Capacity-building for Higher Education (CBHE) are transnational projects designed and run by partnerships of HEIs, aiming to strengthen HEI capacities, teaching and management, and support more structural reform in the higher education sector. There are two main types of projects: ‘Joint Projects’ that operate at an institutional level and can develop curricula, improve governance and management systems, linking HEIs with wider socio-economic players; and ‘Structural’ Projects that operate more on a macro level and will seek to modernise policies, governance and management of HE systems, linking HE systems with the wider world.

Many projects will choose to focus on a region. But CBHE also allows you to set up a partnership that brings together HEIs from different partner regions in the world (for example a project focusing on forestry might include partners from Brazil and Indonesia). In 2015, 140 projects were selected, of which 18 were Structural Projects. It was encouraging to see that 28 of the projects (20%) are coordinated by an institution from a partner country. Worldwide, the Agency received 515 applications. While this is slightly less than under the previous programmes, it was nevertheless perceived as positive in this first year under Erasmus+.
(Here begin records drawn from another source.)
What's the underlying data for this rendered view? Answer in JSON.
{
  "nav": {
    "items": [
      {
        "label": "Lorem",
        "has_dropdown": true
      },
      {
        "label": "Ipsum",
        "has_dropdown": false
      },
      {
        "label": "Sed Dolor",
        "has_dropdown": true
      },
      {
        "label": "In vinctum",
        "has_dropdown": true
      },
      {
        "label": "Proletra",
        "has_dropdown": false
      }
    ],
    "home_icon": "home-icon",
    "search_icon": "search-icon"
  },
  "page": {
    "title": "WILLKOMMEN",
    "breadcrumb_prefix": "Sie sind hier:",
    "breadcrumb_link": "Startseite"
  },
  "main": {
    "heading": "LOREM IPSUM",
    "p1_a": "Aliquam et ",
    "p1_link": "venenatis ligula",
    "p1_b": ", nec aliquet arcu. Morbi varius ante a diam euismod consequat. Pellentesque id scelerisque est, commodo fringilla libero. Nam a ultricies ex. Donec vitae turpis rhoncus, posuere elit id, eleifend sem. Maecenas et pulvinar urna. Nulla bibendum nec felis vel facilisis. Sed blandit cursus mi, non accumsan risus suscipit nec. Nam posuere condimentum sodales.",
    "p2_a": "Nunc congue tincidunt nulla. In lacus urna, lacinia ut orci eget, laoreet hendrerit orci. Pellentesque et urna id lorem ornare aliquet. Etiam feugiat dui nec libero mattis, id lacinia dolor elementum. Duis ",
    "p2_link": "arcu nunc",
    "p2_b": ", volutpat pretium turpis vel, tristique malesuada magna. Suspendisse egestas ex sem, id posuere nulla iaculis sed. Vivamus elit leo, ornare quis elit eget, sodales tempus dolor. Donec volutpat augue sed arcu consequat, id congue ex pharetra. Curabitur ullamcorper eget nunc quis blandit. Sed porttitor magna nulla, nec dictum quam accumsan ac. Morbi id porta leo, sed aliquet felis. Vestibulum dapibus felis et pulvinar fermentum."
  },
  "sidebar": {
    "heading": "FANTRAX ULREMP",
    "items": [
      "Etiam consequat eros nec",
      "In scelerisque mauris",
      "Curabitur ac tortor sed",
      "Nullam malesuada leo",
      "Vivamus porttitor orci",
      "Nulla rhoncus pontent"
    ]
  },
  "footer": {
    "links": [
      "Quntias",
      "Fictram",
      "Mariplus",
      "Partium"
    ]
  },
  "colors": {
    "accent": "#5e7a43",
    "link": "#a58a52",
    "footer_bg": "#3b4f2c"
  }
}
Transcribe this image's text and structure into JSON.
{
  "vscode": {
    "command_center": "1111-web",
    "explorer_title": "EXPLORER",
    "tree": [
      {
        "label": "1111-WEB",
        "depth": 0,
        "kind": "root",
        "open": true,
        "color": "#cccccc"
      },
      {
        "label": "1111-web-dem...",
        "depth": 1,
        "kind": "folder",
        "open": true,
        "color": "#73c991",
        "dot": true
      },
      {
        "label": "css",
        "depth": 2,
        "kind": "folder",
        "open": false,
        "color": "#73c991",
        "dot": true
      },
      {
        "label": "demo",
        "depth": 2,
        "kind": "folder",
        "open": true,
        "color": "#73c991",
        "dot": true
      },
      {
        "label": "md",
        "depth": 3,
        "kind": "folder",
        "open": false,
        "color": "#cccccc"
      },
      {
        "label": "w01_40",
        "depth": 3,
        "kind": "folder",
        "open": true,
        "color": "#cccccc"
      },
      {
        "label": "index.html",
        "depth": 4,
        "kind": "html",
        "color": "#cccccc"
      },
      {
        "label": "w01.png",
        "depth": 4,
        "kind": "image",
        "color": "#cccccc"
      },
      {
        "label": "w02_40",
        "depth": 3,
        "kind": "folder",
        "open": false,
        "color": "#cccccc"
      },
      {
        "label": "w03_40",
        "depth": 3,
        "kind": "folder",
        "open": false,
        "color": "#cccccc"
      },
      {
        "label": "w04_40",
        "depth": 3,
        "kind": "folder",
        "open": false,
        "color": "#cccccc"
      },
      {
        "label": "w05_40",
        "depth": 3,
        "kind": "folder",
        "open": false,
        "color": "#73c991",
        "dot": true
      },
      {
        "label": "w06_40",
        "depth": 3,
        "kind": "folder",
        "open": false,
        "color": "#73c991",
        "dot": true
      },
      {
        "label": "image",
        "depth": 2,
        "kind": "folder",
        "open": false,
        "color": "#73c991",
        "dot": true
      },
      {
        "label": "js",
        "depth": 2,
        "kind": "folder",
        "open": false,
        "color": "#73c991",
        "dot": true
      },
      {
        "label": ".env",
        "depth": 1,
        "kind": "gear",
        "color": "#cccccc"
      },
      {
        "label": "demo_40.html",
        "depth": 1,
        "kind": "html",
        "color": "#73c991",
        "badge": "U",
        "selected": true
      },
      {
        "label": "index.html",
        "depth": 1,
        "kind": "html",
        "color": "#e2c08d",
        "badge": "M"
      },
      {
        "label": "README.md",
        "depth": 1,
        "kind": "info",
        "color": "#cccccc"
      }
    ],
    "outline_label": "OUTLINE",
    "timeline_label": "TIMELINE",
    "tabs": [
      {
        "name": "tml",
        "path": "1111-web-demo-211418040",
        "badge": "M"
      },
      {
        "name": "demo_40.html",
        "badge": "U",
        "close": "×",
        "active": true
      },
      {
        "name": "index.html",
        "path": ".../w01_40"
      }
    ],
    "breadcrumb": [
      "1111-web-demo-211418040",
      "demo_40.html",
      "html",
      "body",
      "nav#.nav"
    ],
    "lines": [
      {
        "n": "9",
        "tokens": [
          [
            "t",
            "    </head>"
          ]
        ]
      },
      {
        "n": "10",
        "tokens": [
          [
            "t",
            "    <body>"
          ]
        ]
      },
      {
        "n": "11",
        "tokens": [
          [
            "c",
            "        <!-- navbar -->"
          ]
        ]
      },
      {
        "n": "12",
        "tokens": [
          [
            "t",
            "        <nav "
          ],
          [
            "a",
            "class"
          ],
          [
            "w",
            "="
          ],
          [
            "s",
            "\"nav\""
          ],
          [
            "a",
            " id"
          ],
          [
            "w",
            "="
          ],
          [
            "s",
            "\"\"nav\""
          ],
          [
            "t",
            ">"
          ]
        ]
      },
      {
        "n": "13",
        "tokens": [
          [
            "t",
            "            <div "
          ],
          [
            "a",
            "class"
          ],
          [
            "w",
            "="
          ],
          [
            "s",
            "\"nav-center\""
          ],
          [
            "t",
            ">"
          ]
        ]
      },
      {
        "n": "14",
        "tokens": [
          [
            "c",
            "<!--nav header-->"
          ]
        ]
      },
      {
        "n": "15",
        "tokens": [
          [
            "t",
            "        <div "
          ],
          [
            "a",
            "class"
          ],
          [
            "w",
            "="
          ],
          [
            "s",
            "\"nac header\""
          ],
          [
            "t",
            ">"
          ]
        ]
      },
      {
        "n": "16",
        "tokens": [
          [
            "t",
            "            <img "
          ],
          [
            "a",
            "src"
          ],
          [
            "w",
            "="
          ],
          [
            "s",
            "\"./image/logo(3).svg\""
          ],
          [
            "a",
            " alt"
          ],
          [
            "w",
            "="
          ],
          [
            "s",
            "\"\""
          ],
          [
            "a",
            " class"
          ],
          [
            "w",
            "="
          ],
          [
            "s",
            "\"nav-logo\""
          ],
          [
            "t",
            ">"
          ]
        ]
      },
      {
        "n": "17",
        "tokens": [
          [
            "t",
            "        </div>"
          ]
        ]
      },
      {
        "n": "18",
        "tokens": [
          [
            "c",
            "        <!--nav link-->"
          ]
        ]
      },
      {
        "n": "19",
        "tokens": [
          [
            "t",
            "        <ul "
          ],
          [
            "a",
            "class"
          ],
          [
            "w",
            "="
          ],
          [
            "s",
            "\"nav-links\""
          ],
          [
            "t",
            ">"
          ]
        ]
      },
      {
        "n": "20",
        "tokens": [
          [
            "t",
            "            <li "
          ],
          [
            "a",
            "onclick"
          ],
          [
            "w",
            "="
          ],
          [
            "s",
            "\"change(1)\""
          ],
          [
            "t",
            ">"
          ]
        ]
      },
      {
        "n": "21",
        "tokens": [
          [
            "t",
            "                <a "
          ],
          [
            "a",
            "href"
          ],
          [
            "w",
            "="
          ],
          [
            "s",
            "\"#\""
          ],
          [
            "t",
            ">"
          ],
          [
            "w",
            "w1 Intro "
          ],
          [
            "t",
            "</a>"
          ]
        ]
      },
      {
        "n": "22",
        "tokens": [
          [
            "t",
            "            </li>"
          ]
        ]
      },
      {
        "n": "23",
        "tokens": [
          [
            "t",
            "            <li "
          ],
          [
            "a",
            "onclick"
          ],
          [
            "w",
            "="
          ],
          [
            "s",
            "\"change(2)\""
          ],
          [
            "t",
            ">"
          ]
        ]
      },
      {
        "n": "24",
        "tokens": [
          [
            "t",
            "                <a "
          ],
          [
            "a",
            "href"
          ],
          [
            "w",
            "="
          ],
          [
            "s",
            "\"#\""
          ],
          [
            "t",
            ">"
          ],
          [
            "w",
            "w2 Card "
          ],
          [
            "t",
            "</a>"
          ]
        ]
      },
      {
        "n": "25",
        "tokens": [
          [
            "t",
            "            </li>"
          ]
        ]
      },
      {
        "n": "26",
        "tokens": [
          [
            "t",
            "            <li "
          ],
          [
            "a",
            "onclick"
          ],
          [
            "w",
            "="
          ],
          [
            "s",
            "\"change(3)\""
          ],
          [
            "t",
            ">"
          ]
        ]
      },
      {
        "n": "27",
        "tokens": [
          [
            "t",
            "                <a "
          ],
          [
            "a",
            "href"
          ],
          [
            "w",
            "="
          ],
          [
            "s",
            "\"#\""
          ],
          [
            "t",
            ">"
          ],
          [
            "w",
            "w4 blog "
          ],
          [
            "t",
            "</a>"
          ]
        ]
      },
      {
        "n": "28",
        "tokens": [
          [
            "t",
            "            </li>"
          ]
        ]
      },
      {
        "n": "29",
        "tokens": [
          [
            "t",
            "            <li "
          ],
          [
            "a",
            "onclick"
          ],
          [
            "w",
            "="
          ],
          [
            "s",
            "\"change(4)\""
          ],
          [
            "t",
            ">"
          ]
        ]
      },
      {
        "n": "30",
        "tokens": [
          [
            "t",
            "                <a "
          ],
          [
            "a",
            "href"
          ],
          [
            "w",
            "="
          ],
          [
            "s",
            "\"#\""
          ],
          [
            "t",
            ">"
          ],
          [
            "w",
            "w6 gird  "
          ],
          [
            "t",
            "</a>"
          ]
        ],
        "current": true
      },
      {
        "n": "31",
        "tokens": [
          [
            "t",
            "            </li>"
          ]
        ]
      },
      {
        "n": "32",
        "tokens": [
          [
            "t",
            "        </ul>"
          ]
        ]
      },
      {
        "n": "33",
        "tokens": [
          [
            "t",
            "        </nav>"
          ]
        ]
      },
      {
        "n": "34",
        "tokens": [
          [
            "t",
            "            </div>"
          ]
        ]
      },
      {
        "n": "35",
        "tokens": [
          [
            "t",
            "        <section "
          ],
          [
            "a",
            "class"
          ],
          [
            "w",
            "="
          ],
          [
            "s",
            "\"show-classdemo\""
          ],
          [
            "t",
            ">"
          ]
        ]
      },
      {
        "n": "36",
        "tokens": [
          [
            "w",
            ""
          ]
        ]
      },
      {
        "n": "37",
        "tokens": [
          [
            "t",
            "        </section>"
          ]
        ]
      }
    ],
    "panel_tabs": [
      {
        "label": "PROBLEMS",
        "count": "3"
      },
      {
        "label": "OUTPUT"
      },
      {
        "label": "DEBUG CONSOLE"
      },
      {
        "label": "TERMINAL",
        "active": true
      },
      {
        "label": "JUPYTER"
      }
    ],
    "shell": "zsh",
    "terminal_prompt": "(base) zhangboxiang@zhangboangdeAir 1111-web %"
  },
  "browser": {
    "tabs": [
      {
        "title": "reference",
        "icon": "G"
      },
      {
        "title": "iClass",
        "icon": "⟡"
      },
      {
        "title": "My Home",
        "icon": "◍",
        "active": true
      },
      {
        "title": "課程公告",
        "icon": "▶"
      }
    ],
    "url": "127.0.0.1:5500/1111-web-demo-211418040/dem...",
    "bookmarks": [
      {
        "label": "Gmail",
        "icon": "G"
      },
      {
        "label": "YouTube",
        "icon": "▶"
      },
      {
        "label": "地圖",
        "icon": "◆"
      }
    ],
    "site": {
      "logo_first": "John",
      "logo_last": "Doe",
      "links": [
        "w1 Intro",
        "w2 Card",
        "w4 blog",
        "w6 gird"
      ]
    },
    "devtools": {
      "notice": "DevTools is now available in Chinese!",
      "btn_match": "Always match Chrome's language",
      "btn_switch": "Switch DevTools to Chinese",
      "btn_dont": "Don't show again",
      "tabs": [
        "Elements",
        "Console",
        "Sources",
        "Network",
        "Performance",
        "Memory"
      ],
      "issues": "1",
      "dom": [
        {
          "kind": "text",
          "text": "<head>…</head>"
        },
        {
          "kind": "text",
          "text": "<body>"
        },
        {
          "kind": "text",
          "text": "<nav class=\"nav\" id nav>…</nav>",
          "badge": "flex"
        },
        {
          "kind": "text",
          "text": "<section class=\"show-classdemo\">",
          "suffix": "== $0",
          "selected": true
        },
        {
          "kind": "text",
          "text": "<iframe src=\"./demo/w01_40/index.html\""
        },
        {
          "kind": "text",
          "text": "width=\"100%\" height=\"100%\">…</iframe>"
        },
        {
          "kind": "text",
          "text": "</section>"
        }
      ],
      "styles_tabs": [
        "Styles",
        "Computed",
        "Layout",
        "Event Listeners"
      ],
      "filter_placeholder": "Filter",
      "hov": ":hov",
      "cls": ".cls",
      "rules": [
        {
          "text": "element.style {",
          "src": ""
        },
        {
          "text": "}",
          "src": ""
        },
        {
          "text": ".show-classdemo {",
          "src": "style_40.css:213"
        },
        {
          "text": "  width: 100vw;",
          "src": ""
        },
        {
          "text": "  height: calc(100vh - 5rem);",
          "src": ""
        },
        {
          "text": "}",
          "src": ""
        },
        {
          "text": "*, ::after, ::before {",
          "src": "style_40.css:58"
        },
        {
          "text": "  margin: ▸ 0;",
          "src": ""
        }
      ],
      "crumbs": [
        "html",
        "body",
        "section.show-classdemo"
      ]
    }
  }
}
Per region, the response was varied: we hope to see more from Asia next time, although this was a region with no equivalent programme running prior to 2014 – unlike Latin America’s ALFA programme, for example. Projects from the EU’s neighbouring regions could also elect to include a component for students and staff mobility within their project, yet this turned out to be less popular than expected.

  1. Jean Monnet

Jean Monnet activities aim to develop EU studies worldwide. For over 25 years they have been supporting study modules, chairs and centres of excellence promote excellence in teaching and research on the European integration process at higher education level. Networks and projects under Jean Monnet foster cooperation and transfer of knowledge and good practice in this area. The programme also supports a number of associations in this domain.

In 2015, 261 activities were selected. Learning modules (108) and projects (55) make up the largest share of these, but 40 chairs, 33 centres of excellence and 14 associations were also supported. Application levels were almost twice as high in 2015 as in 2014. It is encouraging to see how much interest there is outside Europe for EU studies – also reflected in the selected projects. In 2015, the 261 selected projects were split roughly 50:50 between projects from programme countries (133) and those from elsewhere in the world (128). Within Europe, the nationalities of the selected projects still show a much greater interest from the south of Europe than, for instance, Nordic countries.

Adrian is Policy Officer at the European Commission, Belgium.

[i] There are 33 Programme Countries: these are the 28 EU Member States, plus five other countries that have signed agreements to take part. All other countries in the world are Partner Countries. Find a full definition in Annex III of the Programme Guide.

This week on the EAIE blog, we have been looking at different elements of the Erasmus+ programme since 2014. Make sure to check out the first blog post, published earlier this week, for a break-down of the first tangible results from the programme’s first years.